A pilot program where teams of social workers and paramedics respond to certain non-criminal complaints in Denver is showing early success.
By Andy Corbley
The Support Team Assisted Response (STAR) program was launched in June to help ensure the vulnerable get the help they need.
Over the course of six months, 748 calls relating to low-level incidents—such as mental health crises—were responded to by mobile teams of STAR health care workers instead of police officers.
Six months after it began, STAR’s first progress report has now been published, and it shows the innovative program is working.
According to Denver Police Department (DPD) chief Paul Pazen, none of these low-level calls ended in arrests or jail-time, and no police officer needed to be called to the scene. “This is good stuff, it’s a great program, and basically, the report tells us what we believed,” Pazen told The Denverite.
Foundation for success
The majority of the STAR-eligible calls were for trespassing/unwanted persons, welfare checks, and from uniformed officers asking for assistance in ongoing matters.
In fact, of all the incidents STAR responded to, 34% were assist calls from officers already engaged in an incident, which program member and strategic initiatives coordinator for the DPD, Dr. Matthew Lunn, says is a good sign: It means police officers believe in the program and want to utilize it.

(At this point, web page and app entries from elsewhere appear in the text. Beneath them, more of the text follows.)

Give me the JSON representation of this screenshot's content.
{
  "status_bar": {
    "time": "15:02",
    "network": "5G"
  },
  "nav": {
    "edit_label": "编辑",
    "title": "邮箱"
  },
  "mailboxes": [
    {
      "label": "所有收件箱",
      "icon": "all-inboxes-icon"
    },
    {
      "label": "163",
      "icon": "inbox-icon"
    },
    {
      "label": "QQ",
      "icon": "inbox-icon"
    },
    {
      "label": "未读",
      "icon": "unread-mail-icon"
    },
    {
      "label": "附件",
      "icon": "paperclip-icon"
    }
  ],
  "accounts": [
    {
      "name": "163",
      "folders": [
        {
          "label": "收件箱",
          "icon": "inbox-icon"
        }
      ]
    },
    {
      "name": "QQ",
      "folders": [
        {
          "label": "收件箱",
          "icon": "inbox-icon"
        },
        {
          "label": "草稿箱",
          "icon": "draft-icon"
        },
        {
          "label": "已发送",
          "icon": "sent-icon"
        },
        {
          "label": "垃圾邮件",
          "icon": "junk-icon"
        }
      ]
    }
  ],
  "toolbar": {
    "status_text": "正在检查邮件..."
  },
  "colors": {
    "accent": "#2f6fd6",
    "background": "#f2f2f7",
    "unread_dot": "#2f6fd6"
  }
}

“I think it shows how much officers are buying into this, realizing that these individuals need a focused level of care,” said Lunn, who authored the report.

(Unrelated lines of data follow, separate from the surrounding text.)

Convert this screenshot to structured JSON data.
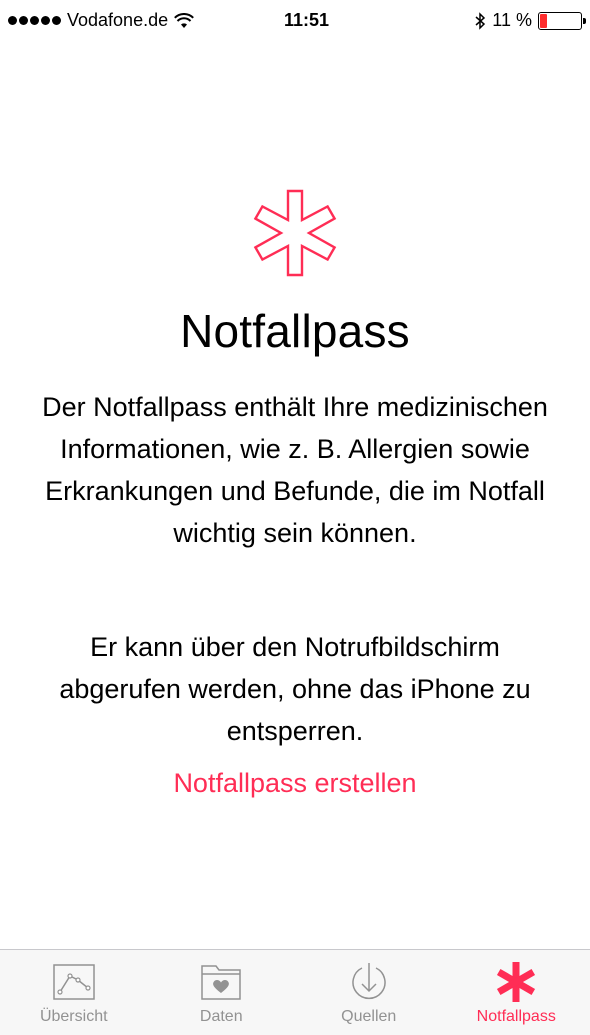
{
  "status_bar": {
    "carrier": "Vodafone.de",
    "time": "11:51",
    "battery": "11 %",
    "battery_level": 0.11
  },
  "main": {
    "title": "Notfallpass",
    "description": "Der Notfallpass enthält Ihre medizinischen Informationen, wie z. B. Allergien sowie Erkrankungen und Befunde, die im Notfall wichtig sein können.",
    "description2": "Er kann über den Notrufbildschirm abgerufen werden, ohne das iPhone zu entsperren.",
    "create_link": "Notfallpass erstellen"
  },
  "tabbar": {
    "items": [
      {
        "label": "Übersicht",
        "icon": "chart-icon"
      },
      {
        "label": "Daten",
        "icon": "folder-heart-icon"
      },
      {
        "label": "Quellen",
        "icon": "download-circle-icon"
      },
      {
        "label": "Notfallpass",
        "icon": "asterisk-icon",
        "active": true
      }
    ]
  },
  "colors": {
    "accent": "#ff2d55",
    "battery_low": "#ff2d2d",
    "tab_inactive": "#929292"
  }
}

Indeed, 61% of individuals encountered by STAR were identified as perhaps having a mental health issue based on initial contact and behavioral assessment, with 33% also having co-occurring conditions, such as homelessness or substance abuse.
Lessons learned suggested that the STAR van should be stocked with more supplies, especially blankets, clothing, cleaning supplies, and food, which would allow the team to quickly address immediate issues.
The city of Denver has allocated $1.4 million to expand the service, and the Caring for Denver foundation has matched those funds. This will help the program expand to having multiple supplied vans—with enough professionals to work 8-hour shifts covering all hours of the week.
“I want the police department to focus on police issues,” Pazen told The Denverite. “We have more than enough work with regards to violent crime, property crime, and traffic safety, and if something like STAR or any other support system can lighten the load on mental health calls for service, substance abuse calls for service, and low-level issues, that frees up law enforcement to address crime issues.”
Given the Black Lives Matter protests of 2020, it seems likely that increasing numbers of police departments around the world will follow in Denver’s footsteps—turning inward to see what can be done to improve the relationship between their officers and their communities—so everyone feels safe.